What the task asks: Collect from the data below each line with "true".

Data listing:
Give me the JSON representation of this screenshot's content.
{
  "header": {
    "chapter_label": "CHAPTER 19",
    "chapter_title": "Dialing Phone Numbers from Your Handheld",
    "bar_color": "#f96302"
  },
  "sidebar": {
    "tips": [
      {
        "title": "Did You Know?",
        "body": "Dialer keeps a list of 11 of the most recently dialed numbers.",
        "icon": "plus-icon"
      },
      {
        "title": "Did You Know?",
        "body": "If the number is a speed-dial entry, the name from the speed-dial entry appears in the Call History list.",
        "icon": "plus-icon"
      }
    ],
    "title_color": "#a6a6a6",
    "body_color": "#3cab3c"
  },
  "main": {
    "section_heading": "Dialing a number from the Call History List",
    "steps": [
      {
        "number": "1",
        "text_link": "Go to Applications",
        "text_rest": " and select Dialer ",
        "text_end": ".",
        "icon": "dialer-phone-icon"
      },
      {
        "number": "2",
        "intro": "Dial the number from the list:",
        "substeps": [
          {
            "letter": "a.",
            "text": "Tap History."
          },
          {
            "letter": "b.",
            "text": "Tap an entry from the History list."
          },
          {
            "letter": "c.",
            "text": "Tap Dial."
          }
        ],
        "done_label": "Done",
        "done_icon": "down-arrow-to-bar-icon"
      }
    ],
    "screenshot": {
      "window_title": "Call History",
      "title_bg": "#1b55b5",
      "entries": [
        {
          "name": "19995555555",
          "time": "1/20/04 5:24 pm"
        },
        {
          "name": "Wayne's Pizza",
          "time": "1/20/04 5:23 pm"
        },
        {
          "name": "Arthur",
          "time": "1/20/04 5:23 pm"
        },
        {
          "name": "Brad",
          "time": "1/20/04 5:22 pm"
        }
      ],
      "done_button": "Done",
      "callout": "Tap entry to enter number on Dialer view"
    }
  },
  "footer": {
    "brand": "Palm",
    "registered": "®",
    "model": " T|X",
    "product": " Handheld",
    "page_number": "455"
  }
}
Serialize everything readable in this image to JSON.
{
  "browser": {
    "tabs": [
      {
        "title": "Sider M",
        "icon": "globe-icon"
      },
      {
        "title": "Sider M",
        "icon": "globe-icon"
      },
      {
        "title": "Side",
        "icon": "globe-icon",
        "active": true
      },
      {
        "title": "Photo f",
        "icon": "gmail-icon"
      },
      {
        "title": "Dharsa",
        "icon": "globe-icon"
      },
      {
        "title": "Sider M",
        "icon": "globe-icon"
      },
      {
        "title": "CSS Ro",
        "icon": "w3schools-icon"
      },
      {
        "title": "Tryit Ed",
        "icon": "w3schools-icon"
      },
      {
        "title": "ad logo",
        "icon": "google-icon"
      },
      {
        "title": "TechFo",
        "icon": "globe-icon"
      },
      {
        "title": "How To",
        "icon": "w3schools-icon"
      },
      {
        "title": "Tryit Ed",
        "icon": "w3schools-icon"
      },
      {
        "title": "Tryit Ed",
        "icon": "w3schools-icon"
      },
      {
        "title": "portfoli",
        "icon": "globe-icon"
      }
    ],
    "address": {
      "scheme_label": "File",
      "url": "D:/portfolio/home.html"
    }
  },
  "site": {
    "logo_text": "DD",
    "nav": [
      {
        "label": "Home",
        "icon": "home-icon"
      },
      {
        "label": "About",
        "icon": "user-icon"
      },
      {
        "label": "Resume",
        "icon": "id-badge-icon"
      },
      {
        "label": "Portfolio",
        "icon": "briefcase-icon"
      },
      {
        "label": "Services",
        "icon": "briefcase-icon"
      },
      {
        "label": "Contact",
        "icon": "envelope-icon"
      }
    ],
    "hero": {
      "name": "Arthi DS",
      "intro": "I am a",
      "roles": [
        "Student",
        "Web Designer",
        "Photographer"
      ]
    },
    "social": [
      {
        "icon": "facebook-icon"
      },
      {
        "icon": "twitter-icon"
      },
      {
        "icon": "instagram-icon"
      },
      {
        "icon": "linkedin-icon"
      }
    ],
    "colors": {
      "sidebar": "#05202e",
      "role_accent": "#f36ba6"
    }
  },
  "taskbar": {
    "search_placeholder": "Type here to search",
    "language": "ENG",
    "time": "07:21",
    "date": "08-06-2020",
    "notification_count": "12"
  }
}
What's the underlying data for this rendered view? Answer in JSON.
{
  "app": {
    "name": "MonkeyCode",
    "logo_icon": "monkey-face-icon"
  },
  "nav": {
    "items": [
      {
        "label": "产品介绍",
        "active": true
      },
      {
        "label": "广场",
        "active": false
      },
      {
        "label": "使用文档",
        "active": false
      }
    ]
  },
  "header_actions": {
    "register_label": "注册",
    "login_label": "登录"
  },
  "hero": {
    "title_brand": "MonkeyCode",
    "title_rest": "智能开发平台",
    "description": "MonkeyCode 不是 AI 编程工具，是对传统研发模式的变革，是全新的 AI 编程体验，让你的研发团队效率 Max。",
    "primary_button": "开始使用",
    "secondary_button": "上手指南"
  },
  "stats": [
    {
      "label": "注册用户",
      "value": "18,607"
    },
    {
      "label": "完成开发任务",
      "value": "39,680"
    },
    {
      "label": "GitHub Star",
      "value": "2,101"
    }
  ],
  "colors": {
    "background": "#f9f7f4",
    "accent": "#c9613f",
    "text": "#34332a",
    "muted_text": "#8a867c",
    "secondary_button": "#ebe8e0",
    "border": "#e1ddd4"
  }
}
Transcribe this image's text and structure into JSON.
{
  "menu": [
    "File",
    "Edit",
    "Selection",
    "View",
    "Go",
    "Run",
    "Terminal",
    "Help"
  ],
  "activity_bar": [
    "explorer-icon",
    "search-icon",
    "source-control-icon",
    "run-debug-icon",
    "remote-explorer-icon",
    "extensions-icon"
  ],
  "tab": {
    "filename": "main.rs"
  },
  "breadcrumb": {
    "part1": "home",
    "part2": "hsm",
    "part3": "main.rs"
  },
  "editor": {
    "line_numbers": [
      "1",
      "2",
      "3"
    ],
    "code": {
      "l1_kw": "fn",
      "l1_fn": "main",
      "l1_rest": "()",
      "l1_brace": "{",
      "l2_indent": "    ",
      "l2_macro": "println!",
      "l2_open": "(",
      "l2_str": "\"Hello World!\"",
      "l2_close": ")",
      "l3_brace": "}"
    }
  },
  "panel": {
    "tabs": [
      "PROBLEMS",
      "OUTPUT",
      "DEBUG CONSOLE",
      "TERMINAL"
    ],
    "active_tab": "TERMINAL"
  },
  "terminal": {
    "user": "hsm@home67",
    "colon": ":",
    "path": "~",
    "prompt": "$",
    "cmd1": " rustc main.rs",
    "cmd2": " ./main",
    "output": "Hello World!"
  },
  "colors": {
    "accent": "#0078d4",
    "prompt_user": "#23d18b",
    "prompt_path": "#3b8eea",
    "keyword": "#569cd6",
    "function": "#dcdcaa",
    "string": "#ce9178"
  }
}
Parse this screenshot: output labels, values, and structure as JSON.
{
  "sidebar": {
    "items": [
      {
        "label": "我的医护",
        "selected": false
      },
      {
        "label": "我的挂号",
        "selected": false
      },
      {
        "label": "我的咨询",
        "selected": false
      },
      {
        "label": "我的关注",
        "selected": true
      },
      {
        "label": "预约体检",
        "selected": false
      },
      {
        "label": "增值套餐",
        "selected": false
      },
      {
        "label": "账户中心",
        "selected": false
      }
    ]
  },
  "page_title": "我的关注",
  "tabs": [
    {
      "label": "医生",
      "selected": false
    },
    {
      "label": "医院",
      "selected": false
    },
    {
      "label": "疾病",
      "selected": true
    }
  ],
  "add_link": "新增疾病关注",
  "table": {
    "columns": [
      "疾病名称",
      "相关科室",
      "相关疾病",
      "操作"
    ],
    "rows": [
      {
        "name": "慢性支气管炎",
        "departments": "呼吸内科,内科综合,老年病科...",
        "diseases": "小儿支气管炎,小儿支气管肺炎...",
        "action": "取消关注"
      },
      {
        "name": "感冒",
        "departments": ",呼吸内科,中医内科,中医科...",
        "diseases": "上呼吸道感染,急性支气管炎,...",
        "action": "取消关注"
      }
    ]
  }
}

Answer:
        "active": true
        "active": true
        "selected": true
      "selected": true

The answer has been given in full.